The pattern was a gift from Crissy from Texas (hence the ‘Texan Gingham’ dress) as part of the pattern swap some of us girls from the Sew Weekly community did late last year. So much fun! I’ve been looking for a chance to use this pattern, and with the combination of the accessory challenge on the Sew Weekly, and the Sew Grateful week that the fabulous Debi is running again, it became the first pattern used for 2012. Thanks, Crissy! ๐Ÿ™‚

The Pattern
The pattern itself was pretty easy to sew up, despite the huge number of pleats in the skirt, combined with this gingham not holding creases very well at all. They managed to stay for long enough for me to sew the pleats down, then they all fell out again. Repeated pressings didn’t get them to stay, either. Guess this is destined to be a soft pleated dress. I can live with that.

I was a bit surprised by the sizing of this pattern though – I’m not sure if it’s meant to flare out a lot at the hips, or if it was just the cut, but there was quite a lot of extra room there. Which meant it didn’t sit so well under the belt, so had to be adjusted. I took it in by a good size-and-a-bit down the length of the entire bodice to make it sit right (even though the pattern was technically half a size too small for me in the first place and I got lazy and didn’t bother adjusting it). Which meant the pleats at the hips are a bit denser than those elsewhere, since there was no way I was going to unpick and re-pleat the entire skirt just to adjust the bodice. I also adjusted the bodice darts – they were far too wide near the bust point and also too high on me, so I lowered the points by about 1cm and tapered them off a lot more gradually. (I got rid of the side darts for a small bust adjustment when cutting the fabric.) I must admit to getting slightly carried away with the adjustments though – although it fits, it’s a little bit tight around my ribs, so I’m going to let the side seams out about 0.5cm on each side (2cm in total) around the top half of the bodice.
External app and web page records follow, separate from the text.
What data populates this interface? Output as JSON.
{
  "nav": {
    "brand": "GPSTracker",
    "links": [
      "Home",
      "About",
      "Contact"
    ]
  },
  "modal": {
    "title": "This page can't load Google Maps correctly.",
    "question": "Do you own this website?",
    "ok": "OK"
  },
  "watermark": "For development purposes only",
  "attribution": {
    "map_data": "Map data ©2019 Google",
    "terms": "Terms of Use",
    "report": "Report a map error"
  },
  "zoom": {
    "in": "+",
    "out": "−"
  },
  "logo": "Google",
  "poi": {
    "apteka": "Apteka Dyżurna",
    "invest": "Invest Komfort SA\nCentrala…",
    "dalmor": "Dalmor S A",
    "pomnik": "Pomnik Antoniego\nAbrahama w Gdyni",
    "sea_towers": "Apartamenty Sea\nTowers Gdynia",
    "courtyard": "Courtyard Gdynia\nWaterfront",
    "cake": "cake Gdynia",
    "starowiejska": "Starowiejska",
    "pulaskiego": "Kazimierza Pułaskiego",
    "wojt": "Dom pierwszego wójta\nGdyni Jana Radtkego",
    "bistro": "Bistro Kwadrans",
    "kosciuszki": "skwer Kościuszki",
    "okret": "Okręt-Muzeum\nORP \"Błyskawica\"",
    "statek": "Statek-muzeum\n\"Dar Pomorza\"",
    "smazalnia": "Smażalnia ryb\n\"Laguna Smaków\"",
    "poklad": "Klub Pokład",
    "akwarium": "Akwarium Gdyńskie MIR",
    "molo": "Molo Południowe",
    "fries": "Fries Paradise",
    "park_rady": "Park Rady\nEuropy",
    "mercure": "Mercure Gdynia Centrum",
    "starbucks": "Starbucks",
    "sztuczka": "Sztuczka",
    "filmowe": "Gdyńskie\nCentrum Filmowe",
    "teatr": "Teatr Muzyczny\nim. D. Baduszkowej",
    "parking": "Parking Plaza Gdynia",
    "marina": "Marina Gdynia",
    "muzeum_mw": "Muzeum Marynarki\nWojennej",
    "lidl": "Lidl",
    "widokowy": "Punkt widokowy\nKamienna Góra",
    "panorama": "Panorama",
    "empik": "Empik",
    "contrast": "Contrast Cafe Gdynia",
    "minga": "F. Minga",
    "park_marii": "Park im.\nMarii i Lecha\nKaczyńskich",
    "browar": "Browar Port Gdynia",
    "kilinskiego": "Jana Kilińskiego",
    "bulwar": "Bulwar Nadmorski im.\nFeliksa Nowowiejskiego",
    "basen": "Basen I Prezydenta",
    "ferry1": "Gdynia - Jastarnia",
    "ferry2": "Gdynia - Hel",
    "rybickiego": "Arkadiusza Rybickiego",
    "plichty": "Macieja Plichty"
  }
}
The Verdict
Will I wear it? Yes, I will. I’ve always avoided this type of pattern, with a drop waist, as I thought they’d look horrible on me. Being given one from Crissy and giving it a go, I’ve changed my mind about that though. Bring on the 1950’s drop waists! After all, they still fit snug around the waist and hips, before flaring out, so they’re fine to wear. ๐Ÿ™‚

I won’t be pairing it with this belt though – while the combination seemed to work while draped over my sewing table, it’s just a bit too busy when made up as a dress. Guess I’ll need to come up with something else to make to go with this belt……

Exciting sewing goodies from Scotland!

Some of us girls over at the Sew Weekly Sewing Circle have been taking part in a pattern swap. The idea being, that everyone’s names get put into a hat and you send a pattern, and a little something extra for Christmas, to the person whose name is drawn for you.

I was very excited when I got home from work the other day and sitting waiting for me on the coffee table was a package from none other than the super-fabulous Debi from Scotland!

(If you haven’t seen Debi’s blog before, I highly recommend you check it out. She makes the most gorgeous creations, lots of 1940’s styles, and has the cutest photo shoots all around Edinburgh. Make sure you see her 1935 cape, it’s one of my favourites.)

Anyway, check out what the lovely Debi sent me!

There’s a lovely pattern from 1940 – Simplicity 3407.
Some pretty pink ric-rac (which I’m planning on using for version 1 of the dress (the pink one) in the pattern, as it has ric-rac trim in the design).
A gorgeous sparkly 1930’s-esque card (with a lovely note – thanks Debi!)
Shiny gold braid trim.
A super-cute black heart buckle (which will be the focal point of a dress, as soon as I figure out which pattern and which fabric will set it off best).
And a snuggly soft tartan scarf in pretty blues and purples.

Very exciting, and I can’t wait to get started on the dress! ๐Ÿ™‚